Friday, March 2, 2007

Wine drinkers may live longer - fact or fiction?

Martinette Streppel, a graduate student at Wageningen University in the Netherlands, and colleagues studied data on 1,373 men living in the Dutch town of Zutphen. The men were followed from 1960 (when they were 40-60 years old), until death or June 2000, whichever came first. Men who drank any type of alcohol, in moderate amounts, tended to live longer, and the wine drinkers lived longest of all. The study was presented in Orlando, Florida, at the American Heart Association's 47th annual conference on Cardiovascular Disease Epidemiology and Prevention.
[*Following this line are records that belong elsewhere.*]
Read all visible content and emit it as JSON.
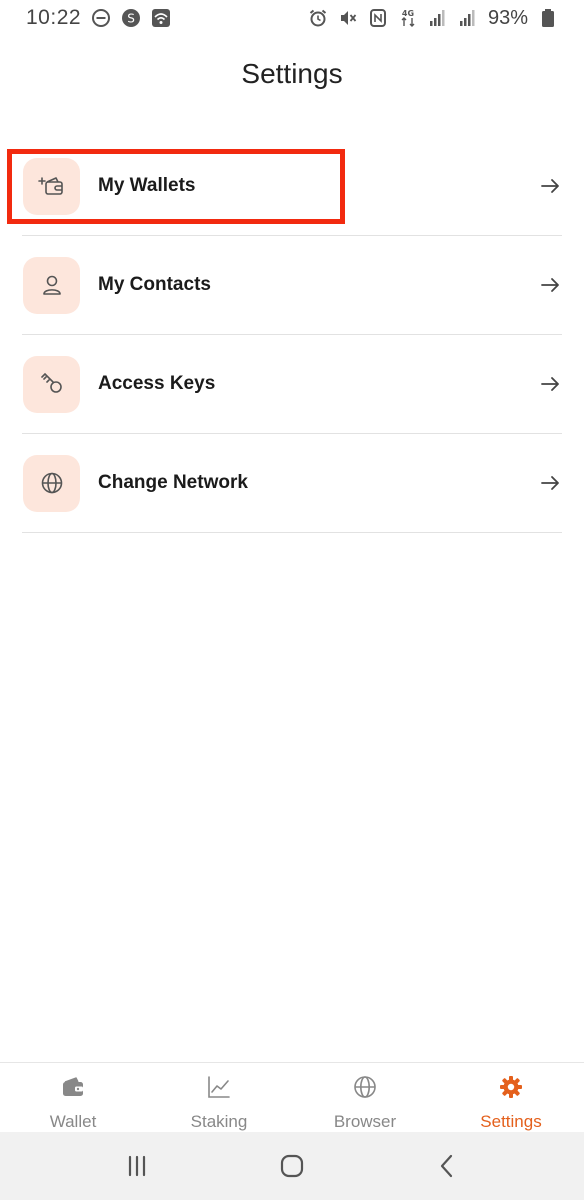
{
  "status_bar": {
    "time": "10:22",
    "battery": "93%",
    "icons_left": [
      "do-not-disturb-icon",
      "shazam-icon",
      "wifi-hotspot-icon"
    ],
    "icons_right": [
      "alarm-icon",
      "mute-icon",
      "nfc-icon",
      "4g-icon",
      "signal-icon",
      "signal-icon",
      "battery-icon"
    ]
  },
  "header": {
    "title": "Settings"
  },
  "colors": {
    "accent": "#e4601c",
    "icon_bg": "#fde6dc",
    "highlight": "#f22a0f"
  },
  "settings": {
    "items": [
      {
        "label": "My Wallets",
        "icon": "add-wallet-icon"
      },
      {
        "label": "My Contacts",
        "icon": "person-icon"
      },
      {
        "label": "Access Keys",
        "icon": "key-icon"
      },
      {
        "label": "Change Network",
        "icon": "globe-icon"
      }
    ]
  },
  "bottom_nav": {
    "items": [
      {
        "label": "Wallet",
        "icon": "wallet-icon",
        "active": false
      },
      {
        "label": "Staking",
        "icon": "chart-icon",
        "active": false
      },
      {
        "label": "Browser",
        "icon": "globe-icon",
        "active": false
      },
      {
        "label": "Settings",
        "icon": "gear-icon",
        "active": true
      }
    ]
  },
  "system_nav": {
    "buttons": [
      "recent-apps-icon",
      "home-icon",
      "back-icon"
    ]
  }
}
Compared with no-drinkers, men who reported moderate drinking (less than two glasses per day) of any type of alcohol were 33 percent less likely to die of any cause and 28 percent less likely to die of heart problems during the study. Also on average, wine drinkers lived four years longer than men who drank no wine or other alcohol. The only draw back to this study was the data don't show the men's other lifestyle habits, including diet, exercise, and smoking.

For years, scientists have been trying to quantify or explain the "French Paradox" - the low incidence of heart disease among the French people, who eat a relatively high-fat diet - and maybe this study can help confirm the health benefits of daily consumption of red wine. Cheers.